My grandfather raised horses. He was a cowboy. Gentle but focused. Pragmatic but passionate. My grandmother fell in love with him the first time she saw him ride in on his big white horse to the town dance in Chandler, Oklahoma.
On the other side of my family tree is Elizabeth Eaton, formerly a Murray. Though prim and proper from the well-to-do Murray’s of St. Louis, she married Frank Eaton, the famous Pistol Pete of Oklahoma State fame.
Frank wrote a book about his life in the “Old West” before Oklahoma became a state. In one episode, Frank and his friends had been captured by indians. One snuck out at night and lit out for Fort Reno to get help.
On the morning of the third day help arrived. Frank describes it this way.
“We saw a cloud of dust rising way up on the trail to the north of us….the calvary was coming.”
Then, Frank describes the the horses.
“The horses were beautiful, mostly bays but some chestnuts and sorrels, and a few blacks, but no paints or other fancy horses. A cavalry horse weighed somewhere around eleven hundred pounds while a cow pony weighed only about nine hundred.”
“When the lead soldiers got within about three to four hundred yards of them the Indians started shooting. The soldiers stopped then and the main column came on up and formed two columns with about four feet between.”
“A Medicine Man was leading the Indians to attack. He had on a war bonnet and was telling them the white man’s bullets couldn’t kill an Indian with a war bonnet on. He was going through all sorts of contortions while he told them he was making the white man’s gunpowder turn to dirt so it would not kill the Indians.”
“An officer with a straight sword, not a calvary saber, in his hand came riding down the line of soldiers. He stopped in front of one of them and pointed with his sword to the Medicine Man. The soldier raised his carbine and sighted, for just a second, then fired; and the Medicine Man pitched head-first off his pony, war bonnet and all, with a bullet clear through him.”
“The soldiers started their horses. They rode at a slow trot at first, then a faster trot, then a run. When they got within about fifty yards of the Indians they raised their guns and fired.”
“The smoke from the guns covered the line of soldiers but when they came out of that smoke and dust every man had his saber in his hand and was riding like the wind.”
“We could see their sabers glitter in the sun…they were making a saber charge.”
“When a calvary horse makes a charge he goes in with his nose and tail straight out and his ears back. He goes straight ahead and nothing stops him unless he is killed. If another horse gets in his way, he just runs over him.”

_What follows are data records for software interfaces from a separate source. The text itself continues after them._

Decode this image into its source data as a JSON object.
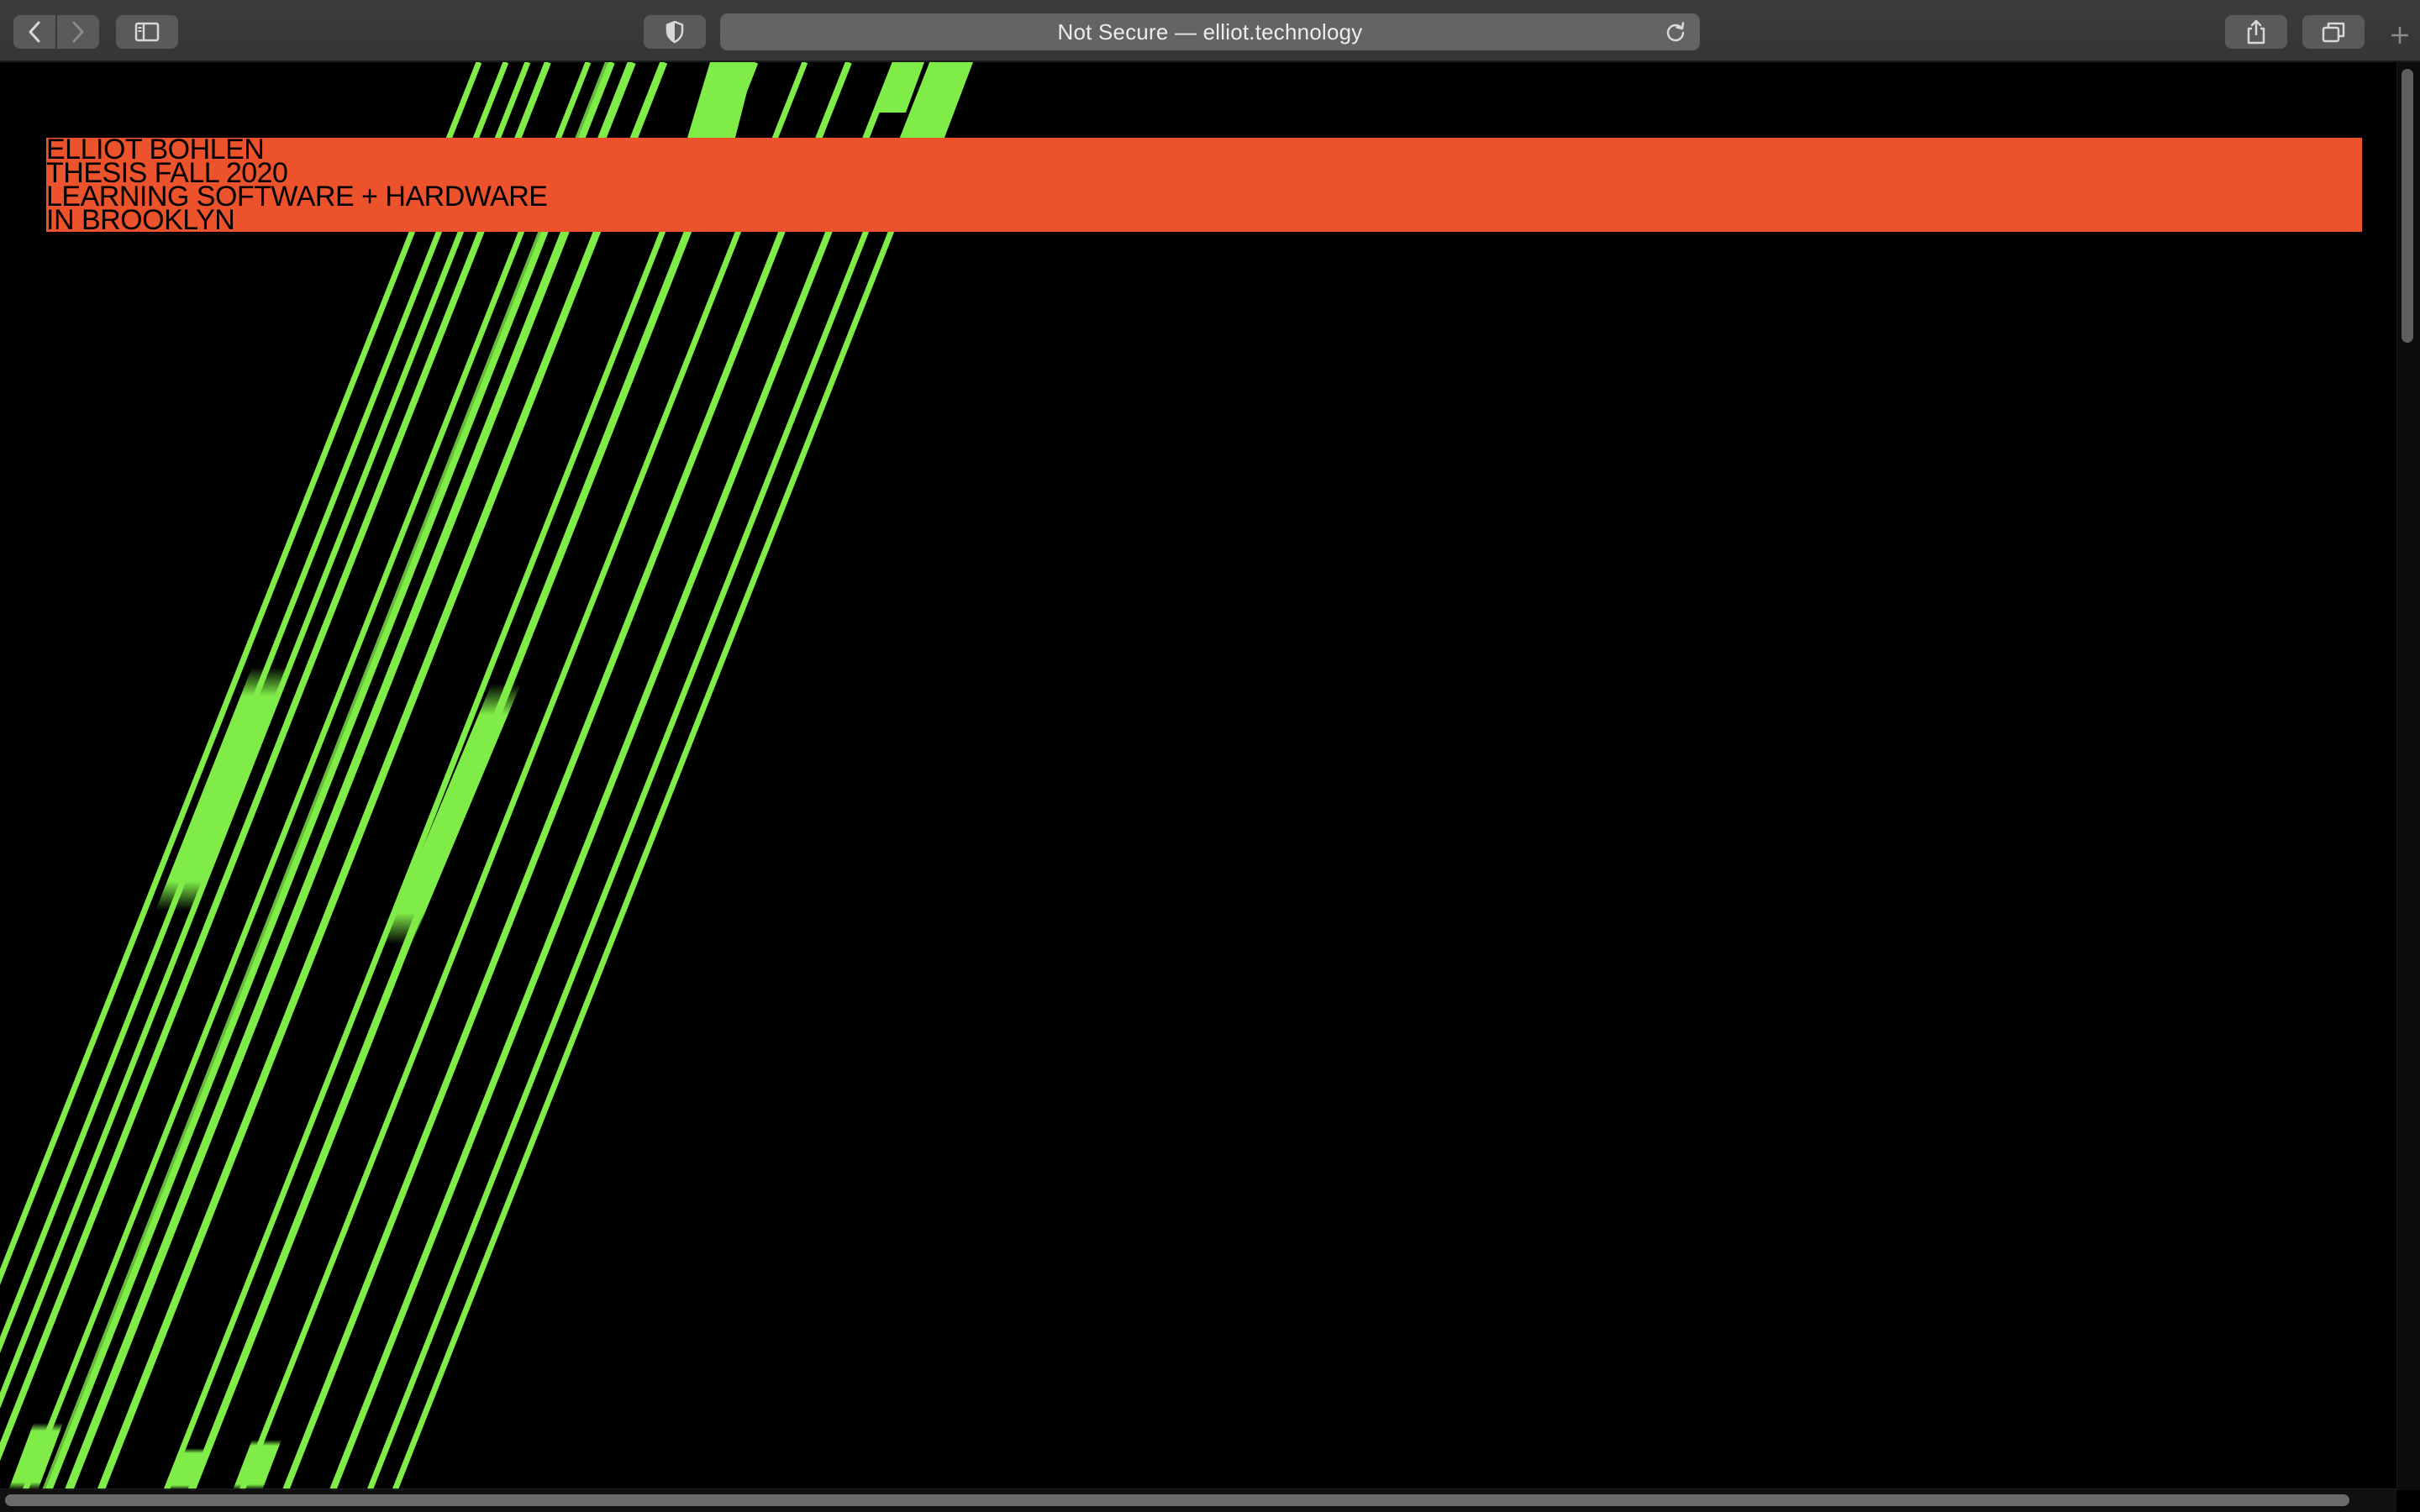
{
  "browser": {
    "address_text": "Not Secure — elliot.technology",
    "icons": [
      "chevron-left-icon",
      "chevron-right-icon",
      "sidebar-icon",
      "privacy-shield-icon",
      "reload-icon",
      "share-icon",
      "tabs-overview-icon",
      "plus-icon"
    ]
  },
  "page": {
    "banner_lines": [
      "ELLIOT BOHLEN",
      "THESIS FALL 2020",
      "LEARNING SOFTWARE + HARDWARE",
      "IN BROOKLYN"
    ],
    "colors": {
      "background": "#000000",
      "banner": "#ec522b",
      "stripes": "#7fec48"
    }
  }
}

(left – Charles Schrevogel’s ‘Breaking Through The Line’)
“An Indian in the back broke and ran, then two or three, then fifteen or twenty. After a few minutes of fighting they all broke and ran.”
So what’s all this got to do with thee and me?
Well, today people face problems not Cheyenne Indians. But the problems can be just as life-threatening, certainly job-threatening.
Our team is like the calvary. We keep going until we find the real why that is causing the business problem. It goes like this:
- You tell us the problem situation.
- We gather all the facts we can.
- We dig deeper and deeper until we find the REAL why that is at the root of the problems.
- We design a solution.
- Test it.
- Improve it.
- Implement it.
- Track results.
- Improve it.
- Then fully deploy it.
- Your problems are on the run.
I encourage you to call the calvary, if the “indians” have you surrounded.
We don’t stop until we’ve got solutions implemented and your problems on the run. We’ve solved problems in marketing, training, slow sales, lead generation, non-interruptive marketing…whatever is plaguing a company.
Email me at firstname.lastname@example.org. Better yet, call me. My cell is 818 606-3538.
- See more at: http://blog.theassociation.tv/#sthash.pO8ZJd6I.dpuf